The Iron Brigade at the Battle of Gettysburg
On the morning of July 1, 1863, the Iron Brigade of the West marched towards the crossroads town of Gettysburg, Pennsylvania. Distinguished by their tall black felt hats, the Wisconsin, Indiana, and Michigan soldiers of the Iron Brigade were some of the stoutest fighters in the Army of the Potomac. Everyone who saw these Western troops in action knew that they were a force to be reckoned with. After watching them fight at South Mountain, General George B. McClellan claims that he professed that these Westerners “must be made of iron!” No matter what problems befell the Army of the Potomac as the war progressed, the reputation of the Iron Brigade was never in doubt. The Battle of Gettysburg was the Iron Brigade’s finest hour, and for far too many Westerners, it was also tragically their final hour.
Composed of the 2nd, 6th, 7th Wisconsin, 19th Indiana, and the 24th Michigan, the Iron Brigade was the First Brigade of the First Division of the First Army Corps. The brigade carried 1,883 men into battle on July 1, and as always, they were ready to fight. “Forward men!” General John Reynolds shouted to the Black Hats. “Forward for God’s sake, and drive those fellows out of those woods!” Reynolds was killed moments after urging the Iron Brigade to attack, but the Westerners did not let his final orders go unanswered. After Confederate troops seemed to be pressing their advantage, progress came much slower as heavy lines of Union infantry started to appear. “There are them damned black hatted fellows again,” one rebel called out. Another Confederate shouted, “Hell! Those are the big hat devils of the Army of the Potomac!” The Black Hats were on the field and in a firefight; these were the types of soldiers that you wanted in your ranks.
“Iron Brigade” – painting by Don Troiani showing the 24th Michigan in action at Gettysburg on July 1, 1863. (Photo: Michigan Radio)

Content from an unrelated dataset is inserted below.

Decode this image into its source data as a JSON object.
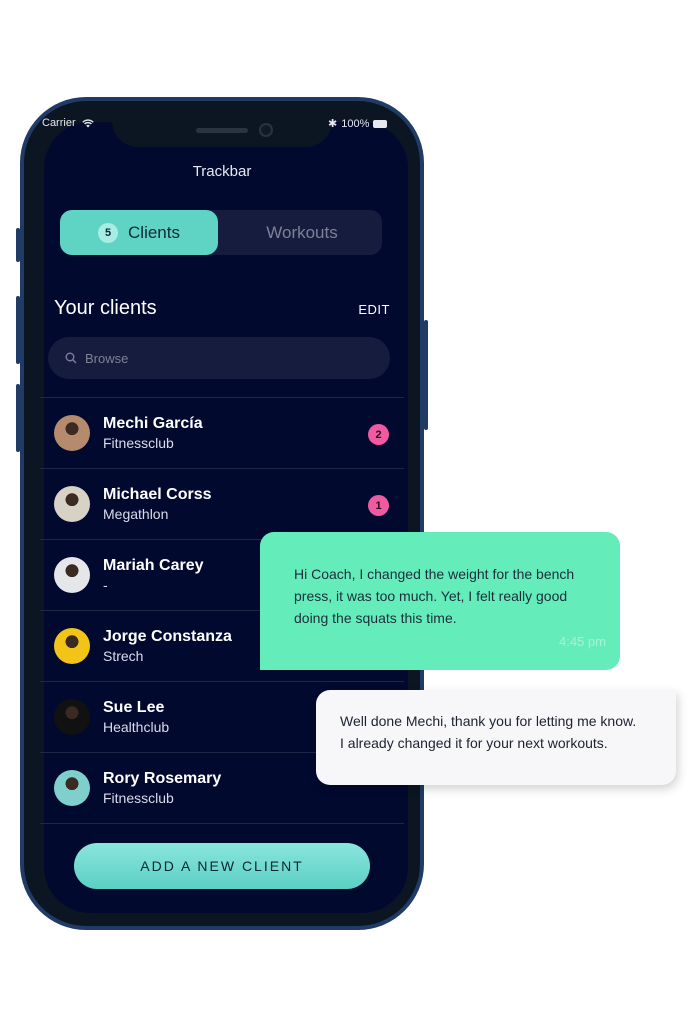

Lieutenant Colonel Rufus R. Dawes led the 6th Wisconsin against rebels who took cover in an unfinished railroad cut. Dawes described that during the chaotic fight, “Men [were] being shot by twenties and thirties and breaking ranks by falling or running. But the boys… crowded in right and left toward the colors and went forward.” Like Dawes’ 6th Wisconsin, the other four regiments of the Iron Brigade also faced a relentless fight and suffered heavy casualties. Of the 1,883 Westerners who entered battle on July 1, only 671 were reported in the ranks by the end of the day, a percentage loss of 64.3. While the first day’s fighting ended in defeat for the Union, there would not have been a prolonged battle at Gettysburg had it not been for the vigorous delaying actions waged by the Iron Brigade. The Black Hats fought with a fierceness that allowed the rest of the army to retire to better ground, a move that contributed to the Army of the Potomac’s eventual victory on July 3.
The regiments of the Iron Brigade fought on in 1864 and 1865, but were never the same after suffering such heavy losses at Gettysburg. Long after the battle, Rufus Dawes would write, “Where has the firmness of the Iron Brigade at Gettysburg been surpassed in history?” The examples are few and far between. Until their final days, the survivors of the Iron Brigade of the West were convinced that no unit performed better service at Gettysburg than theirs. The world will never forget the fighting spirit of the 1,883 Westerners who entered battle on July 1, 1863. They were truly made of iron.
Wisconsin soldiers of the Iron Brigade. (Photo: Wisconsin Historical Society)
Gettysburg: The Final Fury by Bruce Catton.
Those Damned Black Hats!: The Iron Brigade in the Gettysburg Campaign by Lance J. Herdegen.